Long before the national GOP lost its way, local Republicans in places like Whitewater had abandoned sound theory for their own ludicrously unjustified sense of entitlement.
Friday in Whitewater will be mostly cloudy, with snow beginning in the evening, and a daytime high of thirty-eight. Sunrise is 7:24 AM and sunset 4:40 PM, for 9h 15m 04s of daytime. The moon is full with 99.9% of its visible disk illuminated.
A Justice Department inquiry launched more than two years ago to mollify conservatives clamoring for more investigations of Hillary Clinton has effectively ended with no tangible results, and current and former law enforcement officials said they never expected the effort to produce much of anything.

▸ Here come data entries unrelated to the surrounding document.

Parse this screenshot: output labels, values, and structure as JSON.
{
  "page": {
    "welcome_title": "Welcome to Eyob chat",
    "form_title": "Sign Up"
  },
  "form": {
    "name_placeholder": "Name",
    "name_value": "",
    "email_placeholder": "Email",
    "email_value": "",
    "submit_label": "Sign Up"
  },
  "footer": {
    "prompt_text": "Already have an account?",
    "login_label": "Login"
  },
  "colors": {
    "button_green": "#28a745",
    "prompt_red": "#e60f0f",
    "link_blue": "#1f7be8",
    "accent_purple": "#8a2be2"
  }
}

John Huber, the U.S. attorney in Utah, was tapped in November 2017 by then-Attorney General Jeff Sessions to look intoconcerns raised by President Trump and his allies in Congress that the FBI had not fully pursued cases of possible corruption at the Clinton Foundation and during Clinton’s time as secretary of state, when the U.S. government decided not to block the sale of a company called Uranium One.
As a part of his review, Huber examined documents and conferred with federal law enforcement officials in Little Rock who were handling a meandering probe into the Clinton Foundation, people familiar with the matter said. Current and former officials said that Huber has largely finished and found nothing worth pursuing — though the assignment has not formally ended and no official notice has been sent to the Justice Department or to lawmakers, these people said.
The effective conclusion of his investigation, with no criminal charges or other known impacts, is likely to roil some in the GOP who had hoped the prosecutor would vindicate their long-held suspicions about a political rival.
State officials have reprimanded three prison nurses for failing to provide adequate care to a 14-year-old boy who was given crackers and soda for days when his appendix was at risk of bursting.
A doctor who performed emergency surgery on the boy in 2016 called the actions by the nurses at Lincoln Hills School for Boys inexcusable. She told investigators at the time they should have known to get the boy to the doctor three days earlier.
Reacting to the 3-year-old incident, the state Board of Nursing in November formally reprimanded three nurses who treated the boy — Kurt Dieter Bartz, Corey Brandenburg and Kitty Hasse. In deals with the board, the three agreed to pay about $450 each and take courses on assessing patients.
Dissolution was always a bad idea – bad for many students of Palmyra-Eagle, bad for Whitewater and other districts, and bad as a Wisconsin precedent. I’ve written about dissolution before – including in opposition to a presumptuous, truly ill-conceived plan to split the Palmyra-Eagle District between the Whitewater and Mukwonago School Districts. (As the work of the School District Boundary Appeal Board progressed, Whitewater sensibly retreated from her earlier petition to the Wisconsin Legislature insisting on dividing the Palmyra-Eagle District between Whitewater and Mukwonago.)